Tj brings these musical genres to life in his inspirational & interactive performances and education programs. Students from schools K -12, universities, and all ages audiences at Blues, Jazz & Folk music festivals around the world have been enlightened by Tj’s knowledge of the history & stories behind the music as they are about his talented and passionate performances.
Tj’s workshop/concert, residency program Hope, Heroes and the Blues has been performed for over 450,000 students throughout the world. Tj often utilizes modern computer technology in making special multi-media presentation of his award winning educational programs and has won accolades from such diverse sources as Blues Revue magazine, Teaching Tolerance magazine, and the Boston Globe.
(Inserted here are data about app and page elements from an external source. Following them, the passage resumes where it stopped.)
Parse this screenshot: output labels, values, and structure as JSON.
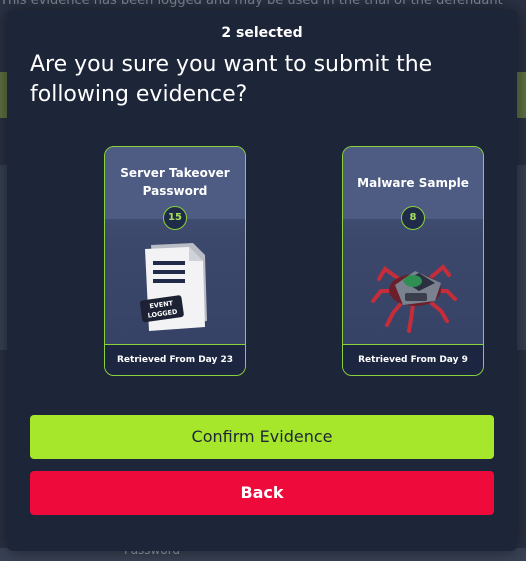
{
  "background": {
    "top_text": "This evidence has been logged and may be used in the trial of the defendant",
    "bottom_label": "Password"
  },
  "modal": {
    "selected_count": "2 selected",
    "question": "Are you sure you want to submit the following evidence?",
    "cards": [
      {
        "title": "Server Takeover Password",
        "count": "15",
        "image_icon": "document-event-logged-icon",
        "image_text_line1": "EVENT",
        "image_text_line2": "LOGGED",
        "footer": "Retrieved From Day 23"
      },
      {
        "title": "Malware Sample",
        "count": "8",
        "image_icon": "malware-spider-icon",
        "footer": "Retrieved From Day 9"
      }
    ],
    "confirm_label": "Confirm Evidence",
    "back_label": "Back"
  },
  "colors": {
    "modal_bg": "#1d2538",
    "accent_green": "#a6e62b",
    "card_border": "#8bd13c",
    "danger_red": "#ee0a3b"
  }
}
Currently, Tj also sits on the Board of Directors of the FRIENDS OF THE HAMPTON FALLS BANDSTAND INC.
Shirley King – the blues singing daughter of B.B. King has earned Shirley King the title “Daughter of the Blues,” but she is an outstanding singer and performer in her own right.
Her father’s career exposed her to the company of great singers. Born and raised in Memphis, Shirley began singing in the church choir at age nine. When she was 13 she met another music legend – Etta James. Young Shirley was so impressed by Etta’s performance that she made Etta her musical role model. Ruth Brown and the late Mahalia Jackson also greatly influenced the fledgling singer.
She says, “I grew up around the stage watching my dad become famous, but I never imagined I’d become a blues singer too.” Ms. King came late to the blues, first trying it on in 1990. Within six months, she was a regular performer at the Kingston Mines. Two years later she saw the release of her first CD, “Jump Through My Keyhole” on the Japanese GBW label.
Once her father caught her act he lent his full support to Shirley’s efforts at carrying on the blues tradition. She admits that having a legendary father helped her get through doors, but it was her talent, charisma and high-energy stage presence that got her invited back. From traditional blues to gospel to funky R&B to smooth soul, Shirley defies genre and her singing and stage antics will fire you up!